==== Source records ====

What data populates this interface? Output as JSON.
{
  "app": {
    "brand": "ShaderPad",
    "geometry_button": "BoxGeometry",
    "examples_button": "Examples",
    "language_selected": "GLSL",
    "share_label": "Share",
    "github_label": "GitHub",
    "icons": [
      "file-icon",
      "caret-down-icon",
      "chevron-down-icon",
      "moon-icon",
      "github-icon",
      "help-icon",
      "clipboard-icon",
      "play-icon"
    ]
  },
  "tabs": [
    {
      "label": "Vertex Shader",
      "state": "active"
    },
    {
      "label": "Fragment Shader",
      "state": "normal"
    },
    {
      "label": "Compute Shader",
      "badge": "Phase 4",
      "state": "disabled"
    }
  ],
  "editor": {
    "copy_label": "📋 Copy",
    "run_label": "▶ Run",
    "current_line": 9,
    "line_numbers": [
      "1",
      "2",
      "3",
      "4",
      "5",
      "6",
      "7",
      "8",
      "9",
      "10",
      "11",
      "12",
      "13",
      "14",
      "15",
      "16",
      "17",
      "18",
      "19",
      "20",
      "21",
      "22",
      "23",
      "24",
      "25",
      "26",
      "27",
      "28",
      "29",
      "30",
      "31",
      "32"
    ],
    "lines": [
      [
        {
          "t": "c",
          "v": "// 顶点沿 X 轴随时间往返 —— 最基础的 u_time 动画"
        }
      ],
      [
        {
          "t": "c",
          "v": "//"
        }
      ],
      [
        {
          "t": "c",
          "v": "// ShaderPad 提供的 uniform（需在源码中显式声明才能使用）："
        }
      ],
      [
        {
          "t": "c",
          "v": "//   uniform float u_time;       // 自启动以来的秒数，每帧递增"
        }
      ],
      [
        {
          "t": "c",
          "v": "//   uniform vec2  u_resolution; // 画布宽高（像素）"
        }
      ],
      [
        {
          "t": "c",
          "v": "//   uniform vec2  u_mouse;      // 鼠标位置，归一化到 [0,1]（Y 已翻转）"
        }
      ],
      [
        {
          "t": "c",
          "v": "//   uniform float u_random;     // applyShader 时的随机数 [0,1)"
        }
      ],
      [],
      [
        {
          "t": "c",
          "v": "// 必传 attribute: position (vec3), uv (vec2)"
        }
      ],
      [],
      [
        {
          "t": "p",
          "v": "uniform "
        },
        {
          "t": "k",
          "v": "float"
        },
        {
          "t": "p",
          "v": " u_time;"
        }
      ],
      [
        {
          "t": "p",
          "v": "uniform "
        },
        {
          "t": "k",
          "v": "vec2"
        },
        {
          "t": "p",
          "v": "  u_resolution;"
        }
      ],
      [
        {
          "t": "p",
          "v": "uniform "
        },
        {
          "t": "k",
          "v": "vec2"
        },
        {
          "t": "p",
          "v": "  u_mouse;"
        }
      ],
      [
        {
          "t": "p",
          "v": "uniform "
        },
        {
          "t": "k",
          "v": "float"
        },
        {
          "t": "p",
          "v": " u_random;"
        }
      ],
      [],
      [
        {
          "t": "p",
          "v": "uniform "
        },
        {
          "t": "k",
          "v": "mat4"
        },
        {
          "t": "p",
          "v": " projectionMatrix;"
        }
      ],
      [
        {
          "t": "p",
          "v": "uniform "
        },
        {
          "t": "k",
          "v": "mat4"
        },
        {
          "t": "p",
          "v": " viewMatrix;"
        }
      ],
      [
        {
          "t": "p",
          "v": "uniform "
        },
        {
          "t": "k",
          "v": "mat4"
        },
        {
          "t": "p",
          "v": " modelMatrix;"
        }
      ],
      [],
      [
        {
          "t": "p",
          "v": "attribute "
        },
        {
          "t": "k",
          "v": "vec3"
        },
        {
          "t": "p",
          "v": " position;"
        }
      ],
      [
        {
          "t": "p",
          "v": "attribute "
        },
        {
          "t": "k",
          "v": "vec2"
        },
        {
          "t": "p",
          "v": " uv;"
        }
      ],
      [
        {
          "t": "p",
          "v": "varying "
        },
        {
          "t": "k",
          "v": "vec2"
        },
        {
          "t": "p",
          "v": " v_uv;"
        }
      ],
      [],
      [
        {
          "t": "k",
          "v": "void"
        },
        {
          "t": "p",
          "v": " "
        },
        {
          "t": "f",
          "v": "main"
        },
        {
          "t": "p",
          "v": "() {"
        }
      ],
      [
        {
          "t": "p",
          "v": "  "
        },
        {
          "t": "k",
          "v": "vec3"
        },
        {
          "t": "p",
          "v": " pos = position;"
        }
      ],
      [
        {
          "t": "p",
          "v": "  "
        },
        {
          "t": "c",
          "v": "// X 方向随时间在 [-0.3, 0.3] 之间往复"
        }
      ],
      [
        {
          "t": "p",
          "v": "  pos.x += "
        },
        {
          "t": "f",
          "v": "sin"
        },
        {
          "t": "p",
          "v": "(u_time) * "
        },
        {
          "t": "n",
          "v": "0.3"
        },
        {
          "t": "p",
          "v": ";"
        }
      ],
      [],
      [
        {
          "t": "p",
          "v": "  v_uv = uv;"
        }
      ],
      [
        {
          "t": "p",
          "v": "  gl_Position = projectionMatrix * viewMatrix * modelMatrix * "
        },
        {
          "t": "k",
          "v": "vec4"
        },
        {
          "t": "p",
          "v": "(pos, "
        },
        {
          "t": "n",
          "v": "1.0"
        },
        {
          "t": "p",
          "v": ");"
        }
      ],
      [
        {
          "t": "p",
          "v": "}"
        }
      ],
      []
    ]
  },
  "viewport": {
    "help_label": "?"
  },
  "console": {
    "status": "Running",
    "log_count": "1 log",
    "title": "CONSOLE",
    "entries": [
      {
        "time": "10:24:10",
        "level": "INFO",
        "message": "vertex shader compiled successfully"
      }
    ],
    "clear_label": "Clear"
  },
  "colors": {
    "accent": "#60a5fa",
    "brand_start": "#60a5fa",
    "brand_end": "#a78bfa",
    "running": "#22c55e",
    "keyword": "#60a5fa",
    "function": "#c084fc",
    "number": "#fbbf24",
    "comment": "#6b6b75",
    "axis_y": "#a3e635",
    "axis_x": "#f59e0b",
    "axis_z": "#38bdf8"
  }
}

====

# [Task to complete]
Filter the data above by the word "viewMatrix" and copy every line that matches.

# [Answer space]
          "v": " viewMatrix;"
          "v": "  gl_Position = projectionMatrix * viewMatrix * modelMatrix * "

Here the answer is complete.